DESCRIPTION OF THE TASK:
Please print all of the entries, matching them exactly.

─── PROVIDED DATA ───

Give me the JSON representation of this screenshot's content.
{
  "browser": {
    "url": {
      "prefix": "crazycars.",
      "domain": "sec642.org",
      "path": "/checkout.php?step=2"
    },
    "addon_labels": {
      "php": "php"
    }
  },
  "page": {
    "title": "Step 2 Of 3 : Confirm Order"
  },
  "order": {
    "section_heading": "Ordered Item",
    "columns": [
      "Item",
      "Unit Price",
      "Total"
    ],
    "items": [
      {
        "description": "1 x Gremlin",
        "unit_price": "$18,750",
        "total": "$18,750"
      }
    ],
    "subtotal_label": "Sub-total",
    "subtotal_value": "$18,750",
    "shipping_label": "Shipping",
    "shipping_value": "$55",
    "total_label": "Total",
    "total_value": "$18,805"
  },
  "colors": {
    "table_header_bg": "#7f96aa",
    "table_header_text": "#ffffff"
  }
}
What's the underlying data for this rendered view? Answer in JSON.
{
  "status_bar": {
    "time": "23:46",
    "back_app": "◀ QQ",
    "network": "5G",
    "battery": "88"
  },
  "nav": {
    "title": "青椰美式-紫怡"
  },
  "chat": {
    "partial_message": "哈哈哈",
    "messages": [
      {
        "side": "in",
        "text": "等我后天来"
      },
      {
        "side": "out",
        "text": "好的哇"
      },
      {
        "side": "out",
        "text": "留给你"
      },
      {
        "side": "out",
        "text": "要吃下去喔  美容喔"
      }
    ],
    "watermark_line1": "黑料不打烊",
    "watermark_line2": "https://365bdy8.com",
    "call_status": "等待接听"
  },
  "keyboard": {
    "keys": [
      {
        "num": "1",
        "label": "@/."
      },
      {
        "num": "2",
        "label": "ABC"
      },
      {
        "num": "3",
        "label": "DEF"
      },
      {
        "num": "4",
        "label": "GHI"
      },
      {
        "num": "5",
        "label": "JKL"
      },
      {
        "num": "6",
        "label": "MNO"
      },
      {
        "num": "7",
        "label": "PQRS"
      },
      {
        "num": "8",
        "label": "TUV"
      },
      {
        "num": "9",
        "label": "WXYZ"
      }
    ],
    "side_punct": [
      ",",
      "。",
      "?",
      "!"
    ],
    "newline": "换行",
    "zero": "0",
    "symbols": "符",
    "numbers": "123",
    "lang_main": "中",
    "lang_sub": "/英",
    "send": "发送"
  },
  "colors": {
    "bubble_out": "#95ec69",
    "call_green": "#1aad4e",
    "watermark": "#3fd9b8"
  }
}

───

REPLY:
Give me the JSON representation of this screenshot's content.
{
  "browser": {
    "url": {
      "prefix": "crazycars.",
      "domain": "sec642.org",
      "path": "/checkout.php?step=2"
    },
    "addon_labels": {
      "php": "php"
    }
  },
  "page": {
    "title": "Step 2 Of 3 : Confirm Order"
  },
  "order": {
    "section_heading": "Ordered Item",
    "columns": [
      "Item",
      "Unit Price",
      "Total"
    ],
    "items": [
      {
        "description": "1 x Gremlin",
        "unit_price": "$18,750",
        "total": "$18,750"
      }
    ],
    "subtotal_label": "Sub-total",
    "subtotal_value": "$18,750",
    "shipping_label": "Shipping",
    "shipping_value": "$55",
    "total_label": "Total",
    "total_value": "$18,805"
  },
  "colors": {
    "table_header_bg": "#7f96aa",
    "table_header_text": "#ffffff"
  }
}
What's the underlying data for this rendered view? Answer in JSON.
{
  "status_bar": {
    "time": "23:46",
    "back_app": "◀ QQ",
    "network": "5G",
    "battery": "88"
  },
  "nav": {
    "title": "青椰美式-紫怡"
  },
  "chat": {
    "partial_message": "哈哈哈",
    "messages": [
      {
        "side": "in",
        "text": "等我后天来"
      },
      {
        "side": "out",
        "text": "好的哇"
      },
      {
        "side": "out",
        "text": "留给你"
      },
      {
        "side": "out",
        "text": "要吃下去喔  美容喔"
      }
    ],
    "watermark_line1": "黑料不打烊",
    "watermark_line2": "https://365bdy8.com",
    "call_status": "等待接听"
  },
  "keyboard": {
    "keys": [
      {
        "num": "1",
        "label": "@/."
      },
      {
        "num": "2",
        "label": "ABC"
      },
      {
        "num": "3",
        "label": "DEF"
      },
      {
        "num": "4",
        "label": "GHI"
      },
      {
        "num": "5",
        "label": "JKL"
      },
      {
        "num": "6",
        "label": "MNO"
      },
      {
        "num": "7",
        "label": "PQRS"
      },
      {
        "num": "8",
        "label": "TUV"
      },
      {
        "num": "9",
        "label": "WXYZ"
      }
    ],
    "side_punct": [
      ",",
      "。",
      "?",
      "!"
    ],
    "newline": "换行",
    "zero": "0",
    "symbols": "符",
    "numbers": "123",
    "lang_main": "中",
    "lang_sub": "/英",
    "send": "发送"
  },
  "colors": {
    "bubble_out": "#95ec69",
    "call_green": "#1aad4e",
    "watermark": "#3fd9b8"
  }
}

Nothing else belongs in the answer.